It is about time we start using hemp for biomass energy. Biomass unlike fossil fuels is derived from plants which throughout their growth and photosynthesis absorb carbon dioxide, cleaning the atmosphere. It also does not contain sulphur. Hemp could therefore be used for biomass and converted into fossil fuel substitutes through gasification or a biochemical composting process. Methanol and ethanol derivatives can also be obtained from hemp biomass. Growing industrial hemp for biomass would also mean cleaning up contaminated soil. The contaminated elements that remain in the biomass could later be converted into energy by controlled destruction. What about the impacts on the environment, people, animals? Industrial hemp does not need harmful sprays and fertilizers for its growth, it does not pollute the environment, air, water. One could justifiably expect that in the future the cultivation of industrial hemp will also play a major role in energetics.
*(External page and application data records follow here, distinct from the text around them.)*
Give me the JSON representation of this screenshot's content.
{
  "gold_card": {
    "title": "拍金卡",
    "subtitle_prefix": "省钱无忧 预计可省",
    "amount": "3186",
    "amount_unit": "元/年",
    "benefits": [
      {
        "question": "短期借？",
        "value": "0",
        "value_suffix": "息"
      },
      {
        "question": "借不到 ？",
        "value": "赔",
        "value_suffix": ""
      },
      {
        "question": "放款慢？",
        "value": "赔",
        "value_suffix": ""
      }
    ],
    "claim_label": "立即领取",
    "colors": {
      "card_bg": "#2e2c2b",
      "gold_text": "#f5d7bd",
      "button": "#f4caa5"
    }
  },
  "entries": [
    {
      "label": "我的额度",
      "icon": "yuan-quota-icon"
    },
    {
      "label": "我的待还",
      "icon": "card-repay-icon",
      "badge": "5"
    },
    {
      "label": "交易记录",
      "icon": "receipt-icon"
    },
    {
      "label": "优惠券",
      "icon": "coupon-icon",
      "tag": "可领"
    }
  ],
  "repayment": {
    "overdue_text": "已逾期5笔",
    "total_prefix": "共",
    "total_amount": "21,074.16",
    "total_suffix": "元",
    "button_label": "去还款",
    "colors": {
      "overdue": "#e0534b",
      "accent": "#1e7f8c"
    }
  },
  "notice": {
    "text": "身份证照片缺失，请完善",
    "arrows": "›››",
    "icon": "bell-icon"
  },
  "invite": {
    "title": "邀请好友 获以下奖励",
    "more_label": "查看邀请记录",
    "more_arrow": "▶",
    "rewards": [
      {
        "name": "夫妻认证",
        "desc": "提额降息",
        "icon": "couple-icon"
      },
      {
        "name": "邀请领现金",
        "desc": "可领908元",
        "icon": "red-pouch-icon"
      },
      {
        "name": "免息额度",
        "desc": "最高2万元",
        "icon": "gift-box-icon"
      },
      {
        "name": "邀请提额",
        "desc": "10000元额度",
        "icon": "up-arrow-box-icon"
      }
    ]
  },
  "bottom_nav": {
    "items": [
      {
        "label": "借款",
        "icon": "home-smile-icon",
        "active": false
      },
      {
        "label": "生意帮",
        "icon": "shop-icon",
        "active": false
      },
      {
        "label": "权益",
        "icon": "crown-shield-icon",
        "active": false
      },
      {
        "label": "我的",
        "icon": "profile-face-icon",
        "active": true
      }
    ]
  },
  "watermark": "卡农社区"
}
Cannabis has had its ups and downs throughout history. It was banned because of the greater power and self-interest of large corporations. Despite that, we have never forgotten it, if not otherwise, it has always been used illegally. Today humankind should focus on saving the planet, before we come to the point where the continuous reckless exploitation of natural resources leads us to a sad end. Isn’t it about time we finally notice the existence of a plant that is renewable and has the potential to meet our needs for energy, textiles and paper, while cleaning the atmosphere and keeping the soil and forests healthy, in the same time having a positive effect on the wellbeing of all living creatures.

We already know its name – HEMP!!!